(Saved data entries)
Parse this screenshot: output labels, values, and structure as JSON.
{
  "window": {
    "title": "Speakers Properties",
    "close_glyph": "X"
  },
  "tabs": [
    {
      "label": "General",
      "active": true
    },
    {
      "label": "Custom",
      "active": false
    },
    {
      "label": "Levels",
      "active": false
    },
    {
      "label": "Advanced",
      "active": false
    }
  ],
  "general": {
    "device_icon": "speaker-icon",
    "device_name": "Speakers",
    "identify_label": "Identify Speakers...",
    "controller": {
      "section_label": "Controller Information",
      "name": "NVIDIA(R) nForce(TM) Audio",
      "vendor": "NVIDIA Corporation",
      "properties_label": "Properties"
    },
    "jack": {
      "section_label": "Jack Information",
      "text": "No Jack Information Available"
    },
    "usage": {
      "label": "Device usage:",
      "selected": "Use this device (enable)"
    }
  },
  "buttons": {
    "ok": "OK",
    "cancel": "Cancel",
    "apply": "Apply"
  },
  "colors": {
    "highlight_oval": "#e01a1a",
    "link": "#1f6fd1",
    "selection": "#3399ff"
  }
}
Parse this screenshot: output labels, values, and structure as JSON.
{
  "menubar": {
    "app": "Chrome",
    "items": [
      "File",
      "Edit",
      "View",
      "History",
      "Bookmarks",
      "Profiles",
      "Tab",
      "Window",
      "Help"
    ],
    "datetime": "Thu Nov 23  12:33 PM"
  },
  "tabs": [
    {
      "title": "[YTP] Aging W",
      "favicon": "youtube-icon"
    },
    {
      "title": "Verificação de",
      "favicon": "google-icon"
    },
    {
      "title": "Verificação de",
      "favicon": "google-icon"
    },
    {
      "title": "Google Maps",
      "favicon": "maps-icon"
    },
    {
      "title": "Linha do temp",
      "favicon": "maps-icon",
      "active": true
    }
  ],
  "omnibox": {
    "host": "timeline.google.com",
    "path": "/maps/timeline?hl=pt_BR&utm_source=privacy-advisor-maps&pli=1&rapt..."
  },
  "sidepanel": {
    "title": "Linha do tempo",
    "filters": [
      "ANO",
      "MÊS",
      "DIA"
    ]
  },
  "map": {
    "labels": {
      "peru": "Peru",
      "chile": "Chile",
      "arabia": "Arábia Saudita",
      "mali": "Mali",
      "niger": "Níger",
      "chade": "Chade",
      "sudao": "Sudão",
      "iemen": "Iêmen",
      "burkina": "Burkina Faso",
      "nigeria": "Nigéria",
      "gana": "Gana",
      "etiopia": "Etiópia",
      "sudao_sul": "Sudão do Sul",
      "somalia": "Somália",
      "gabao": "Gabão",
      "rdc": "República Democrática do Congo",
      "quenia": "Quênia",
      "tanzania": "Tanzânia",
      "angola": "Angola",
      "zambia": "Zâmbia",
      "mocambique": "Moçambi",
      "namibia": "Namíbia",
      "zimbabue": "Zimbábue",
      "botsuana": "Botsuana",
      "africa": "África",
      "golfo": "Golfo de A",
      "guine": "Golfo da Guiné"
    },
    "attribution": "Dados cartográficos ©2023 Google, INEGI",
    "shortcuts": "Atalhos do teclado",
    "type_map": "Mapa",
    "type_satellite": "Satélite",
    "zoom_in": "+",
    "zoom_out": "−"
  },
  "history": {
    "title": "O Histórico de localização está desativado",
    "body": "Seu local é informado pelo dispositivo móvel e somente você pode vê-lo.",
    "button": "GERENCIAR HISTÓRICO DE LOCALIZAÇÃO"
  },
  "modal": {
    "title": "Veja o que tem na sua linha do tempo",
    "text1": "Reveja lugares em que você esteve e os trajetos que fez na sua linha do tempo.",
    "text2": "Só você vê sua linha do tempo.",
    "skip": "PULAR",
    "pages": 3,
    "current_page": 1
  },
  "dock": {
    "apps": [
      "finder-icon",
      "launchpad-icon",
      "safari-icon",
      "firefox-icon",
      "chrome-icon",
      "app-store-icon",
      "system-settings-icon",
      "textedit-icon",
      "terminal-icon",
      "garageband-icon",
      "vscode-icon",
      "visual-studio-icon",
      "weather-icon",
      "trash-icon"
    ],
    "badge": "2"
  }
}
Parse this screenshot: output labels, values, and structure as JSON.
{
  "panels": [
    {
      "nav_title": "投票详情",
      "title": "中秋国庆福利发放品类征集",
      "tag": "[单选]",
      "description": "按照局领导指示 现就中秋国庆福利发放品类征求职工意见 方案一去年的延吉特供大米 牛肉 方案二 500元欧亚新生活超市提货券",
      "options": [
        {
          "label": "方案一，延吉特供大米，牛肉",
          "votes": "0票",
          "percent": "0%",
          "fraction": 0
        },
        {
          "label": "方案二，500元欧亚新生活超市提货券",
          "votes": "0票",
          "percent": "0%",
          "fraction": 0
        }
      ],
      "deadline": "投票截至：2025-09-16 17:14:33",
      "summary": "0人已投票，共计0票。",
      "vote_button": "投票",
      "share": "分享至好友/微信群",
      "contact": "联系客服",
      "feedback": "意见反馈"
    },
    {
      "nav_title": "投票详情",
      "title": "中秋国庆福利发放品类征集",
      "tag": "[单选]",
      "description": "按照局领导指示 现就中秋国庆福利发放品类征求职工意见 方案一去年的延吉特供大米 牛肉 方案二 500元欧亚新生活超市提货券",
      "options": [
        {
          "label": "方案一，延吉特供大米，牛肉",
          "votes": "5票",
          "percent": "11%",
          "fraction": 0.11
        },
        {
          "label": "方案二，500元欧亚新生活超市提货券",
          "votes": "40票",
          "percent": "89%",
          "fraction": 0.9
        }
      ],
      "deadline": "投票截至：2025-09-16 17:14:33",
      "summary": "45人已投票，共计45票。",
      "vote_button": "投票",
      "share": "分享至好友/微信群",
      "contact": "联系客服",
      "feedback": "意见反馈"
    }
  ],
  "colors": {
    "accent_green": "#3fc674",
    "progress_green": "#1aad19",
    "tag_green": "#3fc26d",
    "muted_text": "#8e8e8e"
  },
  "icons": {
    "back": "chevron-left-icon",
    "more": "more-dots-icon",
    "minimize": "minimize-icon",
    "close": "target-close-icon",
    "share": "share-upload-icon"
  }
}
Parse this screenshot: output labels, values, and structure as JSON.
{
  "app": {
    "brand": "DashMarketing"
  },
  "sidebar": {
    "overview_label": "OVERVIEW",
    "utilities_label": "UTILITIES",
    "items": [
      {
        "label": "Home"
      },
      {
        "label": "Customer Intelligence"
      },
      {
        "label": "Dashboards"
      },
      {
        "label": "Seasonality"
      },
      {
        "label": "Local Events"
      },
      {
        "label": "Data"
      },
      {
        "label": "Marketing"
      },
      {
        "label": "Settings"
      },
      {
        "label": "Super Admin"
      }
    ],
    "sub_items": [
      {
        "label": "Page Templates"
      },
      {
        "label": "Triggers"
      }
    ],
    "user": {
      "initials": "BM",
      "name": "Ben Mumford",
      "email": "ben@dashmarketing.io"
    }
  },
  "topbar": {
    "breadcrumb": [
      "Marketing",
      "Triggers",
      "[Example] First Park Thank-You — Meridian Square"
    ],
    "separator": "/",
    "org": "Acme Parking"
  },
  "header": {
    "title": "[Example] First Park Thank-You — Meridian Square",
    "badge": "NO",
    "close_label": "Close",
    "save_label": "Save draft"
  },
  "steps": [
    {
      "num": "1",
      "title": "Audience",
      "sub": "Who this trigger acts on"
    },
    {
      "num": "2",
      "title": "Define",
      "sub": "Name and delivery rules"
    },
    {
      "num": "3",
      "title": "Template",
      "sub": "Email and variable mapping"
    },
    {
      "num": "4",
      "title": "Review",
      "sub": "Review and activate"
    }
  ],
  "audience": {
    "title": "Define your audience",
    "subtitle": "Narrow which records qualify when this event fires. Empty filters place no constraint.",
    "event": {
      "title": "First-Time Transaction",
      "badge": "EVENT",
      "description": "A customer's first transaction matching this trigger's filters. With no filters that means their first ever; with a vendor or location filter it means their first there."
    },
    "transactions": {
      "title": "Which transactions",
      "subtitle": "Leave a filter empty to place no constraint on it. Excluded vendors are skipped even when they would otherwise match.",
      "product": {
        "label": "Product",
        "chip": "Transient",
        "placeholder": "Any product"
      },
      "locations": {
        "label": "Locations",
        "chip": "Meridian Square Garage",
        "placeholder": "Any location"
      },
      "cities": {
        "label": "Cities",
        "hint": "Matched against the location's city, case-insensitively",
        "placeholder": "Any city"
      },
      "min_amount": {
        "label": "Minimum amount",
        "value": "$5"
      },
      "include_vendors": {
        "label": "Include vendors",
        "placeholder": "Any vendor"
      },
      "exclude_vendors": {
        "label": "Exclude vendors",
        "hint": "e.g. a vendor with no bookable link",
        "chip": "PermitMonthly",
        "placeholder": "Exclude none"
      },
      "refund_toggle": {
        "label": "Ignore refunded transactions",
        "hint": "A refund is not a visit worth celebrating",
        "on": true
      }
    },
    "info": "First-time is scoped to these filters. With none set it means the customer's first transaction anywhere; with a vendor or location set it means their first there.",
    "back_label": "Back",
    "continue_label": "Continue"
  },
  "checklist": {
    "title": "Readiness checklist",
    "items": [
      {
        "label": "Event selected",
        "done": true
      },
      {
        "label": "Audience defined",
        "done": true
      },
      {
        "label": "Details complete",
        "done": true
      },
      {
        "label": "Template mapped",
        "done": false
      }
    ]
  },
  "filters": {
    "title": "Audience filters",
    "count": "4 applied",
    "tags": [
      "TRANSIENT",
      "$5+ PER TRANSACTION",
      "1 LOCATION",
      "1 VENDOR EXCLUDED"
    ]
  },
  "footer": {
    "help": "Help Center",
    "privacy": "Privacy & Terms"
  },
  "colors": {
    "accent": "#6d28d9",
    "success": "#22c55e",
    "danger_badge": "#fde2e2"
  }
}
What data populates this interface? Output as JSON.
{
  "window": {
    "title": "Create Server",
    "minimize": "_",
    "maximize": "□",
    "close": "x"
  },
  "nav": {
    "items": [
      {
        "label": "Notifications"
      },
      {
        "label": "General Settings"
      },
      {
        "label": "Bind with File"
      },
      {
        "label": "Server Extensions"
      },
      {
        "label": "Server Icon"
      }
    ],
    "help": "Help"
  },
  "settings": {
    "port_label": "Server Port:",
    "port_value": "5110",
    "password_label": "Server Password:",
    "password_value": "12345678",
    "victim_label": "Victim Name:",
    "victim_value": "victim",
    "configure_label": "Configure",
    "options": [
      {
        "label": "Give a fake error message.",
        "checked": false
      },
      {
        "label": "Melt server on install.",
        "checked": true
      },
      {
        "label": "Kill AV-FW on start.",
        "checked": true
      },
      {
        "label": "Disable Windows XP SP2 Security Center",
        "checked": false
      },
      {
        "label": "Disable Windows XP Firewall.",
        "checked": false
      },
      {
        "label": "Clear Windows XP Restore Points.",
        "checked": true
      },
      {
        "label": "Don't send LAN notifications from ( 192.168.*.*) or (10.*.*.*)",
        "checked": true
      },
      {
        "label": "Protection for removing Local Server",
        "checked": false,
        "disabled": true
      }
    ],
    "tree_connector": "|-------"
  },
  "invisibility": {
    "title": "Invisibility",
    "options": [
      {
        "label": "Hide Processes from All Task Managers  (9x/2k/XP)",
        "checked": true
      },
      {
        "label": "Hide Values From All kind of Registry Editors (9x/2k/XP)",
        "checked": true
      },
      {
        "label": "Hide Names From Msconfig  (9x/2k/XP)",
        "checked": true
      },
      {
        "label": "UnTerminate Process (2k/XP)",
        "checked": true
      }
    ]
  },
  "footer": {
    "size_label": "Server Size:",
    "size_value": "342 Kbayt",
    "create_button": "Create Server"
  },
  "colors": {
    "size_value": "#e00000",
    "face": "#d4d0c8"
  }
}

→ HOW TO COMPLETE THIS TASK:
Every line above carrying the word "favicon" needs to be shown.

→ ANSWER SECTION:
      "favicon": "youtube-icon"
      "favicon": "google-icon"
      "favicon": "google-icon"
      "favicon": "maps-icon"
      "favicon": "maps-icon",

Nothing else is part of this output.